Intended to signal that the UK will, as Ministers have put it, continue to be open, inclusive and outward facing; free trading; assertive in standing up for British interests and values; and resolute in boosting our international standing and influence. It is a Britain with global presence, active in every region; global interests, working with our allies and partners to deliver the global security and prosperity that ensures our own; and global perspectives, engaging with the world in every area, influencing and being influenced.5

The most frequent complaint we have heard from several witnesses is that the only thing that is clear about Global Britain is that it is unclear what it means, what it stands for or how its success should be measured.

2.The Foreign Affairs Committee is therefore launching a long-term piece of work to explore in detail the Government’s ambitions and objectives for Global Britain, and to seek the views of other experts on these questions. This initial report sets out what has been said about Global Britain so far and the key questions that any new foreign policy strategy should seek to address, and identifies likely areas for further exploration in our work programme over the coming months.6

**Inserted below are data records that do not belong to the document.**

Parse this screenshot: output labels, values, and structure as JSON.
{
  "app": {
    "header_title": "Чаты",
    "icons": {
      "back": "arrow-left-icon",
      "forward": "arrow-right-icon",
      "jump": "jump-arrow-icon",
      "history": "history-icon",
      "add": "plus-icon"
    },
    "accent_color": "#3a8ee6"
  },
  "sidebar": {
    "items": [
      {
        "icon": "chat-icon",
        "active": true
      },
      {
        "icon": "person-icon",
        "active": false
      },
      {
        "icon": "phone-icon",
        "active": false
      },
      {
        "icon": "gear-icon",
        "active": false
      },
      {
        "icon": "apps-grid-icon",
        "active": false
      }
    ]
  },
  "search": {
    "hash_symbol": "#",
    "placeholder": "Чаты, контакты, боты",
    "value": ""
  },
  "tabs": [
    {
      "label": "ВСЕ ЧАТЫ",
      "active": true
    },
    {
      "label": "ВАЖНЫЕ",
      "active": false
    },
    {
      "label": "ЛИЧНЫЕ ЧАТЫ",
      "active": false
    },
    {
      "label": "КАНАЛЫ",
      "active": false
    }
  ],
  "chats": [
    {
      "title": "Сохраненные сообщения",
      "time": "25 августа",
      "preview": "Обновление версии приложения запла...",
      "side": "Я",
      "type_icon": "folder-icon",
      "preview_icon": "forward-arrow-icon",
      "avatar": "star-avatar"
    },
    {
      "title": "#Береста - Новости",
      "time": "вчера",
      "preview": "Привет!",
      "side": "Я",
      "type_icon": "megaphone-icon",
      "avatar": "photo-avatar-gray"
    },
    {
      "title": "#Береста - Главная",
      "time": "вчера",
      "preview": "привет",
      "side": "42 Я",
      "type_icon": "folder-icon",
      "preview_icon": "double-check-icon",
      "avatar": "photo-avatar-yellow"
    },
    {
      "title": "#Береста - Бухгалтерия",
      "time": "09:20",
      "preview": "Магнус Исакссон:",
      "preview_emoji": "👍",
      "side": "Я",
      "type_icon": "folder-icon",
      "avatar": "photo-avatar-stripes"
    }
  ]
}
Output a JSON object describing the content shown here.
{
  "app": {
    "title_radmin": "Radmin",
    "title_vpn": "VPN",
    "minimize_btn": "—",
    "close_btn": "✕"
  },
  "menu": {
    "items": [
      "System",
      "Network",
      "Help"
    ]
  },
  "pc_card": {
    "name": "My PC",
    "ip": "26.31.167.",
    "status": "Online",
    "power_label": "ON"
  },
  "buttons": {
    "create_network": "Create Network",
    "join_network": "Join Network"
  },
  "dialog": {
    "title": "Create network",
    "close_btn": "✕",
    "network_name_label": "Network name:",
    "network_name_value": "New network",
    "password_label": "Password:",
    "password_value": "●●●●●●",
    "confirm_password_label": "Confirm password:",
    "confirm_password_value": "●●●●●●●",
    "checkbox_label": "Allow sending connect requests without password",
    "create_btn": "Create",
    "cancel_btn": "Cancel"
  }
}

1 Memorandum from the Foreign and Commonwealth Office [see Appendix], paragraph 1

2 Memorandum from the Foreign and Commonwealth Office [see Appendix], paragraph 5

3 Memorandum from the Foreign and Commonwealth Office [see Appendix], paragraph 7

4 Memorandum from the Foreign and Commonwealth Office [see Appendix], paragraphs 5 and 6

5 Memorandum from the Foreign and Commonwealth Office [see Appendix], paragraph 7

6 Professor John Bew, Specialist Adviser, has declared the following interests: consultant for the think tank Policy Exchange on a project called ‘Britain in the World’, examining UK foreign policy (since March 2016); contributing writer (not contracted) for the New Statesman; past consultancy for M&C Saatchi on informal basis; father is Cross-Bench Peer in House of Lords (Lord Bew of Donegore)




Published: 12 March 2018